A 2022 Canadian residential flood impact study examined the short-term impacts on the real estate market in six communities that had experienced 1-2 catastrophic floods between 2009 and 2020 (Bakos et. al., 2022). The study compared the sold prices, number of days on the market, and number of homes listed in flooded versus non-flooded neighbourhoods six months before and six months after a flood. Price impacts ranged widely (e.g., from -1.1% in Grand Forks, BC, and -17.1% in Gatineau, Québec) with an average 8.2% lower sold price of flooded versus non-flooded comparables. Flood impacted properties also took an average of 19.8% longer to sell and 44.3% fewer homes were listed in flooded versus non-flooded locations within the same community.
Guidance available to Members

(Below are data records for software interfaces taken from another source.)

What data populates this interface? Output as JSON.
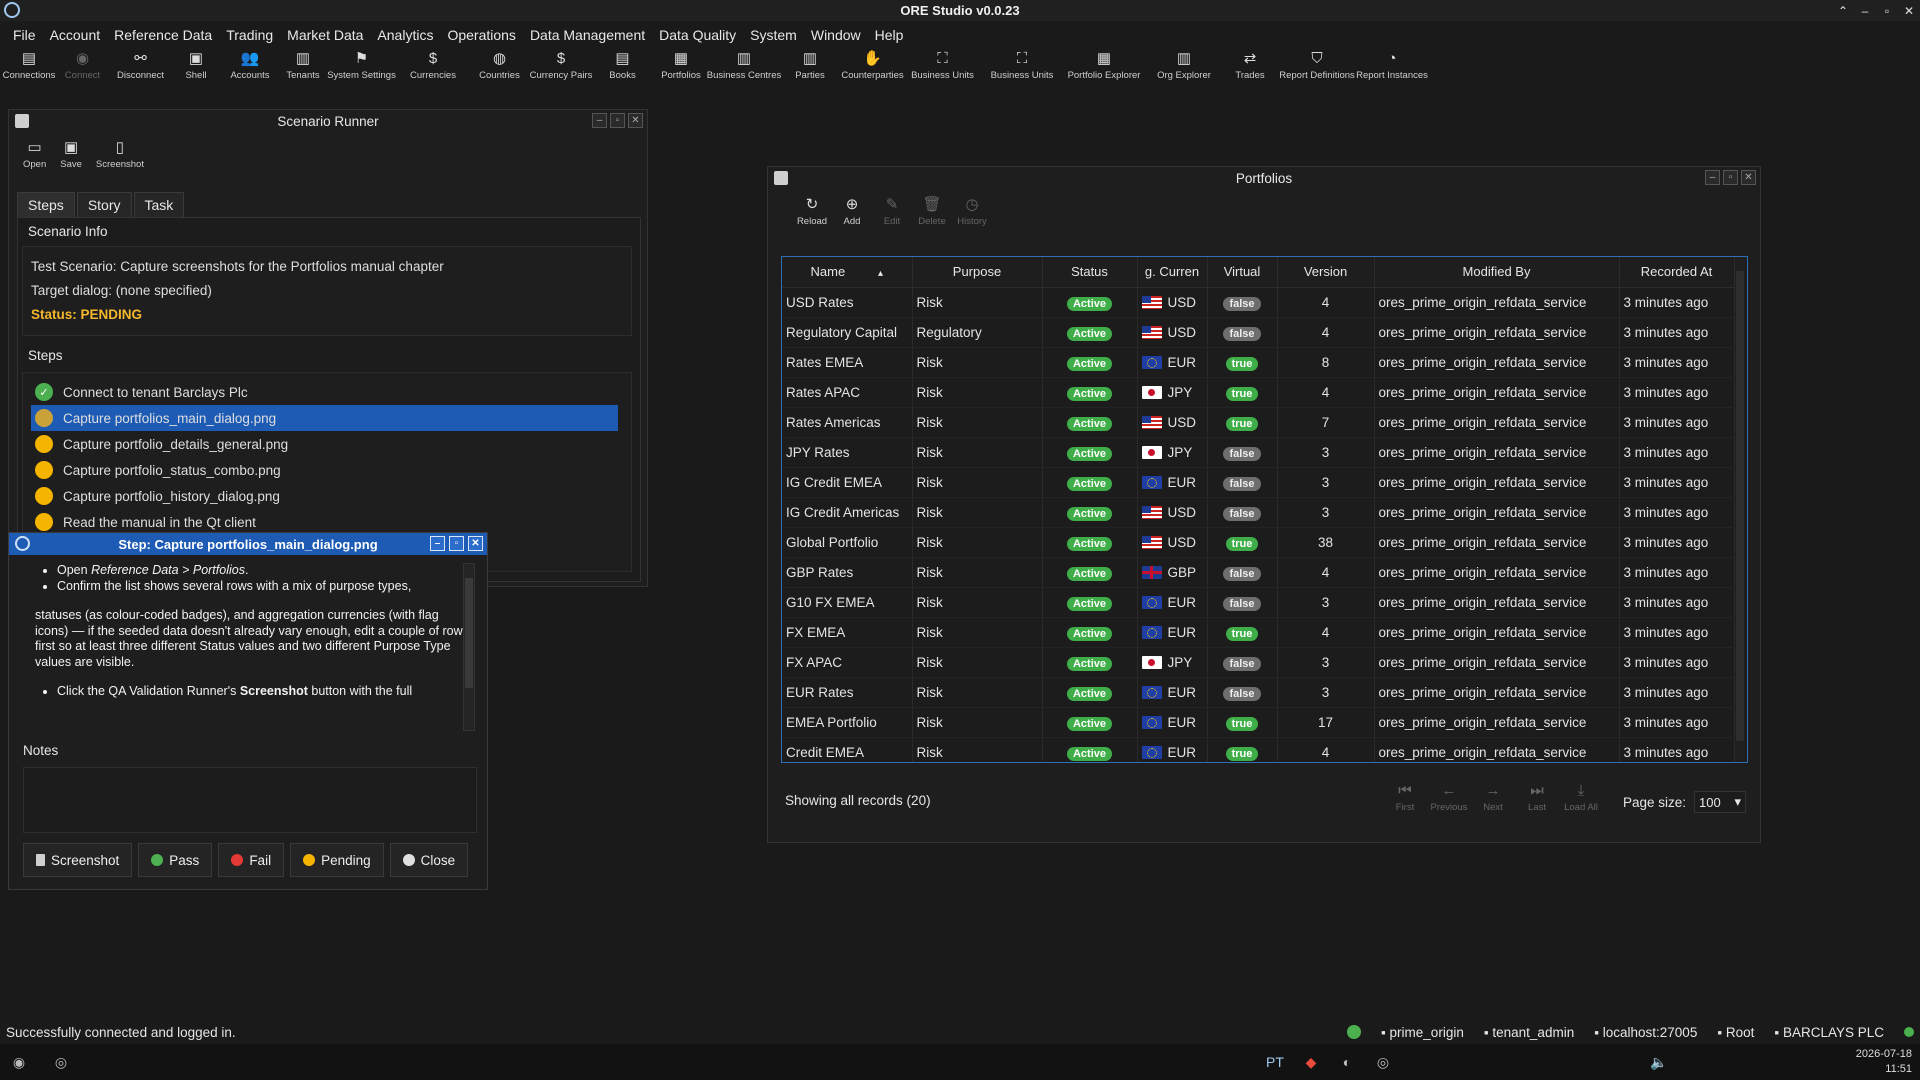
{
  "app": {
    "title": "ORE Studio v0.0.23"
  },
  "menu": [
    "File",
    "Account",
    "Reference Data",
    "Trading",
    "Market Data",
    "Analytics",
    "Operations",
    "Data Management",
    "Data Quality",
    "System",
    "Window",
    "Help"
  ],
  "toolbar": [
    {
      "label": "Connections",
      "icon": "connections-icon",
      "glyph": "▤",
      "enabled": true
    },
    {
      "label": "Connect",
      "icon": "connect-icon",
      "glyph": "◉",
      "enabled": false
    },
    {
      "label": "Disconnect",
      "icon": "disconnect-icon",
      "glyph": "⚯",
      "enabled": true
    },
    {
      "label": "Shell",
      "icon": "shell-icon",
      "glyph": "▣",
      "enabled": true
    },
    {
      "label": "Accounts",
      "icon": "accounts-icon",
      "glyph": "👥",
      "enabled": true
    },
    {
      "label": "Tenants",
      "icon": "tenants-icon",
      "glyph": "▥",
      "enabled": true
    },
    {
      "label": "System Settings",
      "icon": "flag-icon",
      "glyph": "⚑",
      "enabled": true
    },
    {
      "label": "Currencies",
      "icon": "currency-icon",
      "glyph": "$",
      "enabled": true
    },
    {
      "label": "Countries",
      "icon": "globe-icon",
      "glyph": "◍",
      "enabled": true
    },
    {
      "label": "Currency Pairs",
      "icon": "currency-pairs-icon",
      "glyph": "$",
      "enabled": true
    },
    {
      "label": "Books",
      "icon": "books-icon",
      "glyph": "▤",
      "enabled": true
    },
    {
      "label": "Portfolios",
      "icon": "briefcase-icon",
      "glyph": "▦",
      "enabled": true
    },
    {
      "label": "Business Centres",
      "icon": "building-icon",
      "glyph": "▥",
      "enabled": true
    },
    {
      "label": "Parties",
      "icon": "parties-icon",
      "glyph": "▥",
      "enabled": true
    },
    {
      "label": "Counterparties",
      "icon": "handshake-icon",
      "glyph": "✋",
      "enabled": true
    },
    {
      "label": "Business Units",
      "icon": "org-icon",
      "glyph": "⛶",
      "enabled": true
    },
    {
      "label": "Business Units",
      "icon": "org-icon",
      "glyph": "⛶",
      "enabled": true
    },
    {
      "label": "Portfolio Explorer",
      "icon": "portfolio-explorer-icon",
      "glyph": "▦",
      "enabled": true
    },
    {
      "label": "Org Explorer",
      "icon": "org-explorer-icon",
      "glyph": "▥",
      "enabled": true
    },
    {
      "label": "Trades",
      "icon": "trades-icon",
      "glyph": "⇄",
      "enabled": true
    },
    {
      "label": "Report Definitions",
      "icon": "report-definitions-icon",
      "glyph": "⛉",
      "enabled": true
    },
    {
      "label": "Report Instances",
      "icon": "report-instances-icon",
      "glyph": "◔",
      "enabled": true
    }
  ],
  "scenario": {
    "title": "Scenario Runner",
    "toolbar": [
      {
        "label": "Open",
        "icon": "open-folder-icon",
        "glyph": "▭"
      },
      {
        "label": "Save",
        "icon": "save-icon",
        "glyph": "▣"
      },
      {
        "label": "Screenshot",
        "icon": "screenshot-icon",
        "glyph": "▯"
      }
    ],
    "tabs": [
      "Steps",
      "Story",
      "Task"
    ],
    "info_label": "Scenario Info",
    "info": {
      "test_scenario": "Test Scenario: Capture screenshots for the Portfolios manual chapter",
      "target_dialog": "Target dialog: (none specified)",
      "status": "Status: PENDING"
    },
    "steps_label": "Steps",
    "steps": [
      {
        "label": "Connect to tenant Barclays Plc",
        "state": "done"
      },
      {
        "label": "Capture portfolios_main_dialog.png",
        "state": "current"
      },
      {
        "label": "Capture portfolio_details_general.png",
        "state": "pending"
      },
      {
        "label": "Capture portfolio_status_combo.png",
        "state": "pending"
      },
      {
        "label": "Capture portfolio_history_dialog.png",
        "state": "pending"
      },
      {
        "label": "Read the manual in the Qt client",
        "state": "pending"
      }
    ]
  },
  "step_dialog": {
    "title": "Step: Capture portfolios_main_dialog.png",
    "open_prefix": "Open ",
    "open_path": "Reference Data > Portfolios",
    "open_suffix": ".",
    "confirm": "Confirm the list shows several rows with a mix of purpose types,",
    "paragraph": "statuses (as colour-coded badges), and aggregation currencies (with flag icons) — if the seeded data doesn't already vary enough, edit a couple of rows first so at least three different Status values and two different Purpose Type values are visible.",
    "click_prefix": "Click the QA Validation Runner's ",
    "click_bold": "Screenshot",
    "click_suffix": " button with the full",
    "notes_label": "Notes",
    "buttons": [
      {
        "label": "Screenshot",
        "icon": "screenshot-icon",
        "color": "#cfcfcf"
      },
      {
        "label": "Pass",
        "icon": "pass-icon",
        "color": "#4caf50"
      },
      {
        "label": "Fail",
        "icon": "fail-icon",
        "color": "#e53935"
      },
      {
        "label": "Pending",
        "icon": "pending-icon",
        "color": "#f5b400"
      },
      {
        "label": "Close",
        "icon": "close-icon",
        "color": "#e0e0e0"
      }
    ]
  },
  "portfolios": {
    "title": "Portfolios",
    "toolbar": [
      {
        "label": "Reload",
        "icon": "reload-icon",
        "glyph": "↻",
        "enabled": true
      },
      {
        "label": "Add",
        "icon": "add-icon",
        "glyph": "⊕",
        "enabled": true
      },
      {
        "label": "Edit",
        "icon": "edit-icon",
        "glyph": "✎",
        "enabled": false
      },
      {
        "label": "Delete",
        "icon": "delete-icon",
        "glyph": "🗑",
        "enabled": false
      },
      {
        "label": "History",
        "icon": "history-icon",
        "glyph": "◷",
        "enabled": false
      }
    ],
    "columns": [
      "Name",
      "Purpose",
      "Status",
      "g. Curren",
      "Virtual",
      "Version",
      "Modified By",
      "Recorded At"
    ],
    "rows": [
      {
        "name": "USD Rates",
        "purpose": "Risk",
        "status": "Active",
        "ccy": "USD",
        "virtual": "false",
        "version": "4",
        "modified_by": "ores_prime_origin_refdata_service",
        "recorded_at": "3 minutes ago"
      },
      {
        "name": "Regulatory Capital",
        "purpose": "Regulatory",
        "status": "Active",
        "ccy": "USD",
        "virtual": "false",
        "version": "4",
        "modified_by": "ores_prime_origin_refdata_service",
        "recorded_at": "3 minutes ago"
      },
      {
        "name": "Rates EMEA",
        "purpose": "Risk",
        "status": "Active",
        "ccy": "EUR",
        "virtual": "true",
        "version": "8",
        "modified_by": "ores_prime_origin_refdata_service",
        "recorded_at": "3 minutes ago"
      },
      {
        "name": "Rates APAC",
        "purpose": "Risk",
        "status": "Active",
        "ccy": "JPY",
        "virtual": "true",
        "version": "4",
        "modified_by": "ores_prime_origin_refdata_service",
        "recorded_at": "3 minutes ago"
      },
      {
        "name": "Rates Americas",
        "purpose": "Risk",
        "status": "Active",
        "ccy": "USD",
        "virtual": "true",
        "version": "7",
        "modified_by": "ores_prime_origin_refdata_service",
        "recorded_at": "3 minutes ago"
      },
      {
        "name": "JPY Rates",
        "purpose": "Risk",
        "status": "Active",
        "ccy": "JPY",
        "virtual": "false",
        "version": "3",
        "modified_by": "ores_prime_origin_refdata_service",
        "recorded_at": "3 minutes ago"
      },
      {
        "name": "IG Credit EMEA",
        "purpose": "Risk",
        "status": "Active",
        "ccy": "EUR",
        "virtual": "false",
        "version": "3",
        "modified_by": "ores_prime_origin_refdata_service",
        "recorded_at": "3 minutes ago"
      },
      {
        "name": "IG Credit Americas",
        "purpose": "Risk",
        "status": "Active",
        "ccy": "USD",
        "virtual": "false",
        "version": "3",
        "modified_by": "ores_prime_origin_refdata_service",
        "recorded_at": "3 minutes ago"
      },
      {
        "name": "Global Portfolio",
        "purpose": "Risk",
        "status": "Active",
        "ccy": "USD",
        "virtual": "true",
        "version": "38",
        "modified_by": "ores_prime_origin_refdata_service",
        "recorded_at": "3 minutes ago"
      },
      {
        "name": "GBP Rates",
        "purpose": "Risk",
        "status": "Active",
        "ccy": "GBP",
        "virtual": "false",
        "version": "4",
        "modified_by": "ores_prime_origin_refdata_service",
        "recorded_at": "3 minutes ago"
      },
      {
        "name": "G10 FX EMEA",
        "purpose": "Risk",
        "status": "Active",
        "ccy": "EUR",
        "virtual": "false",
        "version": "3",
        "modified_by": "ores_prime_origin_refdata_service",
        "recorded_at": "3 minutes ago"
      },
      {
        "name": "FX EMEA",
        "purpose": "Risk",
        "status": "Active",
        "ccy": "EUR",
        "virtual": "true",
        "version": "4",
        "modified_by": "ores_prime_origin_refdata_service",
        "recorded_at": "3 minutes ago"
      },
      {
        "name": "FX APAC",
        "purpose": "Risk",
        "status": "Active",
        "ccy": "JPY",
        "virtual": "false",
        "version": "3",
        "modified_by": "ores_prime_origin_refdata_service",
        "recorded_at": "3 minutes ago"
      },
      {
        "name": "EUR Rates",
        "purpose": "Risk",
        "status": "Active",
        "ccy": "EUR",
        "virtual": "false",
        "version": "3",
        "modified_by": "ores_prime_origin_refdata_service",
        "recorded_at": "3 minutes ago"
      },
      {
        "name": "EMEA Portfolio",
        "purpose": "Risk",
        "status": "Active",
        "ccy": "EUR",
        "virtual": "true",
        "version": "17",
        "modified_by": "ores_prime_origin_refdata_service",
        "recorded_at": "3 minutes ago"
      },
      {
        "name": "Credit EMEA",
        "purpose": "Risk",
        "status": "Active",
        "ccy": "EUR",
        "virtual": "true",
        "version": "4",
        "modified_by": "ores_prime_origin_refdata_service",
        "recorded_at": "3 minutes ago"
      }
    ],
    "records_text": "Showing all records (20)",
    "pager": [
      {
        "label": "First",
        "icon": "first-page-icon",
        "glyph": "⏮"
      },
      {
        "label": "Previous",
        "icon": "previous-icon",
        "glyph": "←"
      },
      {
        "label": "Next",
        "icon": "next-icon",
        "glyph": "→"
      },
      {
        "label": "Last",
        "icon": "last-page-icon",
        "glyph": "⏭"
      },
      {
        "label": "Load All",
        "icon": "load-all-icon",
        "glyph": "⤓"
      }
    ],
    "page_size_label": "Page size:",
    "page_size": "100"
  },
  "statusbar": {
    "message": "Successfully connected and logged in.",
    "items": [
      {
        "label": "prime_origin",
        "icon": "tag-icon"
      },
      {
        "label": "tenant_admin",
        "icon": "user-icon"
      },
      {
        "label": "localhost:27005",
        "icon": "server-icon"
      },
      {
        "label": "Root",
        "icon": "building-icon"
      },
      {
        "label": "BARCLAYS PLC",
        "icon": "bank-icon"
      }
    ]
  },
  "taskbar": {
    "lang": "PT",
    "date": "2026-07-18",
    "time": "11:51"
  }
}
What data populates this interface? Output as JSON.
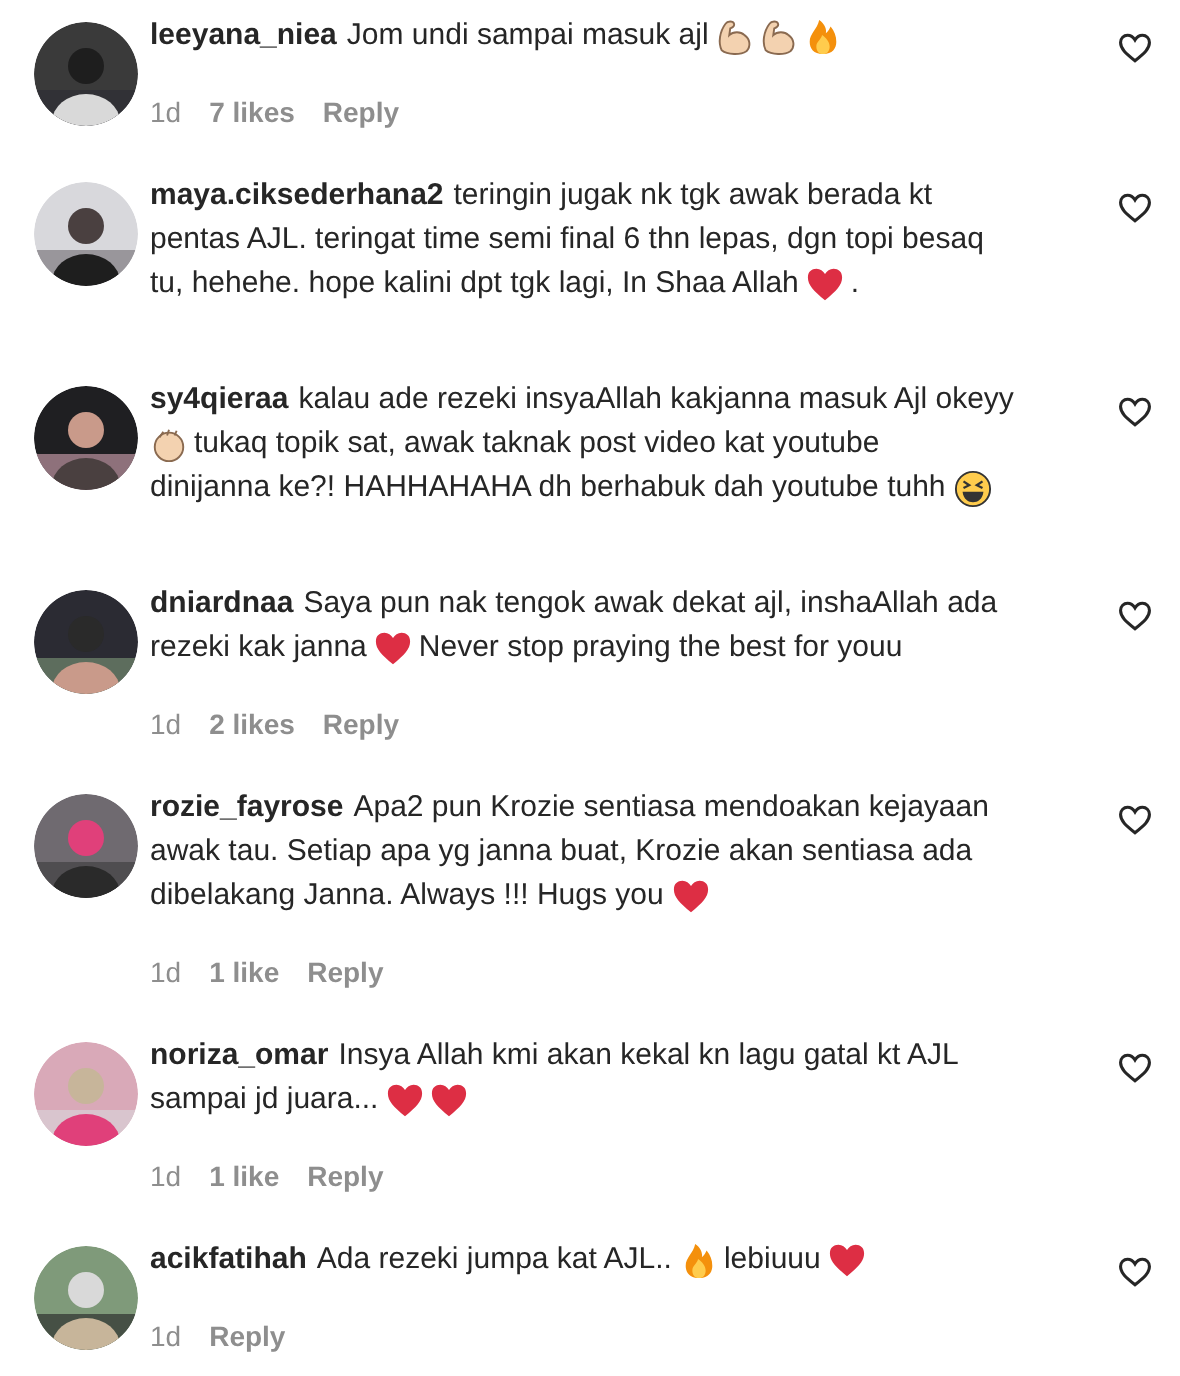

In 2022, in response to the growing threat that flooding poses to Canada’s real estate market, the AIC, the University of Waterloo’s Intact Centre on Climate Adaptation, and the University of British Columbia’s Sauder School of Business, jointly created an AIC Professional Member Bulletin entitled Guidance to AIC Members on Integrating Flood Risks into Property Appraisals.
As per the Canadian Uniform Standards of Professional Appraisal Practice (CUSPAP) (7.5.1.i), property appraisers must inspect the subject property and undertake the appropriate research to identify any potential adverse risks to that property. Increasingly, an adverse risk to subject properties includes flooding. By following the three simple steps outlined in the Member Bulletin and by accessing a variety of user-friendly AIC resources in the A-Z Library under ‘Flood,’ appraisers can make data-informed adjustments to property valuations, where applicable.
Better data, better protection for Canada’s real estate market
At this point in time, publicly accessible, easy to understand climate risk maps are not widely available across Canada. Limits to consistent and reliable data present barriers to the integration of climate risks into property appraisals in Canada. Fortunately, a critical first step to accessing better climate risk data is on the horizon. In its March 2023 budget, the federal government made a $15 million funding commitment to prioritize the completion of a national, searchable, publicly accessible flood risk portal within the next two to three years. As access to climate risk data improves so too will the ability of Members to help protect Canada’s real estate market by integrating climate risks into property appraisals.